In collaboration with San Diego State University and University of Wisconsin researchers, FPL termite experts have provided an update on previous work with termites in Wisconsin. In this post, Rachel Arango explains how her team’s work adds to greater understanding of northern termite biology, colony formation, and the possible impacts of climate change.
Guest Lab Notes post by Rachel Arango.
Although subterranean termites are more common in the southern U.S., they have also been found in colder climates such as Wisconsin. New research suggests that a changing climate may allow termite colonies to spread even further in the warmer north by formation of winged reproductives.
Little attention was paid to northern termite activity until Dr. Glenn Esenther’s historic work in Sheboygan, Wis. His 1969 paper, “Termites in Wisconsin,” highlighted areas of termite activity in the state and gave some insight regarding termite biology. Despite this work, research on termite reproduction, caste formation, and distribution is still needed to facilitate control strategies.
This study updates Esenther’s early work, further pinpointing areas of termite activity in the state. Only one species of termite is established in Wisconsin, Reticulitermes flavipes, the eastern subterranean termite. Results indicate that termite populations still appear to be limited to the southern half of the state, supporting the idea that Wisconsin lies on the northern boundary of termite territory.
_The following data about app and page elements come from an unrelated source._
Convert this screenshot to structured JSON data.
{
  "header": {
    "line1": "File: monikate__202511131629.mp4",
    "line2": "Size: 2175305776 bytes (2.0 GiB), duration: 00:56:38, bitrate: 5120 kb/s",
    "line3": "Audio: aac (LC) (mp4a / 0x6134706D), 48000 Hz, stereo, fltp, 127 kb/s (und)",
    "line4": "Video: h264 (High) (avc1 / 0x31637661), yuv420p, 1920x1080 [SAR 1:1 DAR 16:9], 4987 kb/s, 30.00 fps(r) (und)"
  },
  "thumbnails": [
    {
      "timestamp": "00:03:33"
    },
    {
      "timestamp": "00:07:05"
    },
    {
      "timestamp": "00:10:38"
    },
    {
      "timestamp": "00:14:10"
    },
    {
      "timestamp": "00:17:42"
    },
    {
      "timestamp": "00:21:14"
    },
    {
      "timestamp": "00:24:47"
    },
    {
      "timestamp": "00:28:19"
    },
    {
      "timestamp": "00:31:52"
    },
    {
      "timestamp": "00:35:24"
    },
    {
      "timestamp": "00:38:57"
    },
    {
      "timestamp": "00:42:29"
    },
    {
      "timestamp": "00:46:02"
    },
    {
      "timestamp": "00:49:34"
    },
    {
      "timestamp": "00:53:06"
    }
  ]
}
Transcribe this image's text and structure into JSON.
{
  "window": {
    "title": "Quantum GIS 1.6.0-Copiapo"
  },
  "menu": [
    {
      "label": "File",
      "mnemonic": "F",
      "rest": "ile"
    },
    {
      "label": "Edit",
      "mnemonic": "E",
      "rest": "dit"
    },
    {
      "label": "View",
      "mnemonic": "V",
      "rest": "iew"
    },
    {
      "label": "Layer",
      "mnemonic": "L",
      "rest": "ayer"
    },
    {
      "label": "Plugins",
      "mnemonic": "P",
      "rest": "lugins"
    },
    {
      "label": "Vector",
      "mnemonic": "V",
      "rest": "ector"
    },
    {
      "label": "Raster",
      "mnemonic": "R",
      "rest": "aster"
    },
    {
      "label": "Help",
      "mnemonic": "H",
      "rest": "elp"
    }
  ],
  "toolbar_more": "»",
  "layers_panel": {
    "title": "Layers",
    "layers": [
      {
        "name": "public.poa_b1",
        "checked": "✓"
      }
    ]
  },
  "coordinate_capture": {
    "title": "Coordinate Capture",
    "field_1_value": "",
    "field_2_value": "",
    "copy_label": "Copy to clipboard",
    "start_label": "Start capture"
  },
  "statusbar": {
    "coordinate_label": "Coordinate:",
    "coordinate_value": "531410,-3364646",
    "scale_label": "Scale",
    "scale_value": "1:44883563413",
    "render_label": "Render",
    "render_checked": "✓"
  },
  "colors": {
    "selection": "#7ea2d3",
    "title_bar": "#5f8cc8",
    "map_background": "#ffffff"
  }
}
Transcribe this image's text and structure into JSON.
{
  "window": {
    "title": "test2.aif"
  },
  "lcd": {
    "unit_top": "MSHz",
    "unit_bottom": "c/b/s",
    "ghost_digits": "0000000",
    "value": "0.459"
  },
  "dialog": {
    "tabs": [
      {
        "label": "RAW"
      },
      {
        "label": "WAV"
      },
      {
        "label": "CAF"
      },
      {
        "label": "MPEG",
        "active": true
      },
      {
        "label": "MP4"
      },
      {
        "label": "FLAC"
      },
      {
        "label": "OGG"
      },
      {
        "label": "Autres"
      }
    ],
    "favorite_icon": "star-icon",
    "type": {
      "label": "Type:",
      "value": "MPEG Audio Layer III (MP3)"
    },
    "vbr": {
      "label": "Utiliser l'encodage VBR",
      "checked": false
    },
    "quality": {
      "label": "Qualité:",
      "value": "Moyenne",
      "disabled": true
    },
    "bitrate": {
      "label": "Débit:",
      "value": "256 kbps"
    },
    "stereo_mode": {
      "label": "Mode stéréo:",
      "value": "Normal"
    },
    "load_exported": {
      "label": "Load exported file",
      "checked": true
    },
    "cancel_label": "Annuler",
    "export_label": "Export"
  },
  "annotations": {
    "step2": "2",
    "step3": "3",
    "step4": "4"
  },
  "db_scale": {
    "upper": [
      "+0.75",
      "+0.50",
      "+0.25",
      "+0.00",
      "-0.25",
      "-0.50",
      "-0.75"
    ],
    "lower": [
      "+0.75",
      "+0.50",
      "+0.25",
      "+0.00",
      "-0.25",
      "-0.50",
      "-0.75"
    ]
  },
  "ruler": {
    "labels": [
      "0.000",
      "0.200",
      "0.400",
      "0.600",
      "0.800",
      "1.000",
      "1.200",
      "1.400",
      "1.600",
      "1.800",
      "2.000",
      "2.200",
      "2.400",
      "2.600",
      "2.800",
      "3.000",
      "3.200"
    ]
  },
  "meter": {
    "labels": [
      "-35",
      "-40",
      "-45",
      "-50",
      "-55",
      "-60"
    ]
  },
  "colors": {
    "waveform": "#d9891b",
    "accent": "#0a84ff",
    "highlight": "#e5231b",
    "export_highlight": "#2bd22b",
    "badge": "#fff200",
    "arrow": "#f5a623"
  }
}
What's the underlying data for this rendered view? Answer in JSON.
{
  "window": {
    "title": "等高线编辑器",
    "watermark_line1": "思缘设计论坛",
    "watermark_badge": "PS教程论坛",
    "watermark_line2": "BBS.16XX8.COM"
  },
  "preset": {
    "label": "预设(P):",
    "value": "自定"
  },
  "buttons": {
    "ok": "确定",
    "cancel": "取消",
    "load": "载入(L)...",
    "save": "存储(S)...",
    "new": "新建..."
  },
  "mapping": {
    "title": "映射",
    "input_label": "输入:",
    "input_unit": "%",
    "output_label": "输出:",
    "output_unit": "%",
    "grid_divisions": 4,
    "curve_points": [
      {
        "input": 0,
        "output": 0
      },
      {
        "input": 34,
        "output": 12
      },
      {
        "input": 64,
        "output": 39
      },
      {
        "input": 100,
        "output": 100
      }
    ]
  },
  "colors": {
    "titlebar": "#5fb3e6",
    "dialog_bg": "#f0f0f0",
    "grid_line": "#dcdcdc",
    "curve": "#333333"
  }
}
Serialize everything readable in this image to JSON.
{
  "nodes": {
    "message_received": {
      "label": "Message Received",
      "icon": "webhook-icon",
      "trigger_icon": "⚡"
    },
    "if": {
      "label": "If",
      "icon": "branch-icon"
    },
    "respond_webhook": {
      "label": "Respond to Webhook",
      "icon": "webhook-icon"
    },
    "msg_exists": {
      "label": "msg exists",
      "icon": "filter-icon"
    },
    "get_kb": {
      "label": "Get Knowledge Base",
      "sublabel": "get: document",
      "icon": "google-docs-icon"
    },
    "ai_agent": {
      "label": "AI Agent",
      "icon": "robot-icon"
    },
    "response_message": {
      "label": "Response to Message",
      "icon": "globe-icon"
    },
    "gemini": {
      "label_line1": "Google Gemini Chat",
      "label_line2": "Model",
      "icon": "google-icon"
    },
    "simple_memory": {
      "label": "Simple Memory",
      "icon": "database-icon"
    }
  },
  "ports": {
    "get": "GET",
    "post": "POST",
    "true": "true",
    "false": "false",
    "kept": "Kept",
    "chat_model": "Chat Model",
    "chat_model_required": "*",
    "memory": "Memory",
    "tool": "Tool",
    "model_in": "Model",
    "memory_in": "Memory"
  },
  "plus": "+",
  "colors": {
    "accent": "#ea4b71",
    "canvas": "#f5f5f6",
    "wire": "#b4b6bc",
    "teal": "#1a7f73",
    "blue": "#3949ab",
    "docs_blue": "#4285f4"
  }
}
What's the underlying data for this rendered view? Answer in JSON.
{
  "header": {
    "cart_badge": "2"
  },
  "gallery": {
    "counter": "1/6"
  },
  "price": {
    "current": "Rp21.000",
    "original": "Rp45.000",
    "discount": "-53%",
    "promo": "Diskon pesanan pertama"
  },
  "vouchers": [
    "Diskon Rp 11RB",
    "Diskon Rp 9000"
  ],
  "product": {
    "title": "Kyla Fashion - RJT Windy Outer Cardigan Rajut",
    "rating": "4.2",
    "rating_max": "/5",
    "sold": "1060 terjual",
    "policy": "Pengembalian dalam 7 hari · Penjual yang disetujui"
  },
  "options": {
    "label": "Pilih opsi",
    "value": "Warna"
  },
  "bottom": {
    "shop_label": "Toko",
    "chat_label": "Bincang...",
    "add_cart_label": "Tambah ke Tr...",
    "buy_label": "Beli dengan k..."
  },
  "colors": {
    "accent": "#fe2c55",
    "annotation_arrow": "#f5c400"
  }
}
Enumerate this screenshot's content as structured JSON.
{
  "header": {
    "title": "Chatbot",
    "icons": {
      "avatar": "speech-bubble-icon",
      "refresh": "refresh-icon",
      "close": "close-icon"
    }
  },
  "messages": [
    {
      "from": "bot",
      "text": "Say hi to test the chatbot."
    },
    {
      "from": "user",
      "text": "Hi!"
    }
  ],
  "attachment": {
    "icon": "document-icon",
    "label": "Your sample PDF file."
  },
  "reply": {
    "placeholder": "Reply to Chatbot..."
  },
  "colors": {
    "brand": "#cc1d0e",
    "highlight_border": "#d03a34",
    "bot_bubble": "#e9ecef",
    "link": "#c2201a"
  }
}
One long standing hypothesis about termites in this northern range is that they tend not to form the winged reproductive forms (alates) as often as their southern counterparts. Instead, numerous secondary reproductives are thought to be responsible for colony expansion.
For this work, we were seeking clues about how new termite colonies form. We used a genetic technique that has been useful in other population genetic studies to determine genetic variation within and among Wisconsin termites. Analysis of the genetic data showed significant differences among the populations collected around the state. This supports the idea that human introduction, rather than introduction by winged termites, was likely the origin of termite colonies in the state.
The exact triggers for colony formation of winged reproductives are still unknown but this study afforded an interesting observation of numerous alates in the field after a particularly mild winter. This suggests that temperature plays a role in termite wing development. It is possible that changing climate trends could allow for formation of these winged termites, rapidly expanding their distribution throughout the state.
Click here to see the technical poster about this project from the recent American Wood Protection Association conference.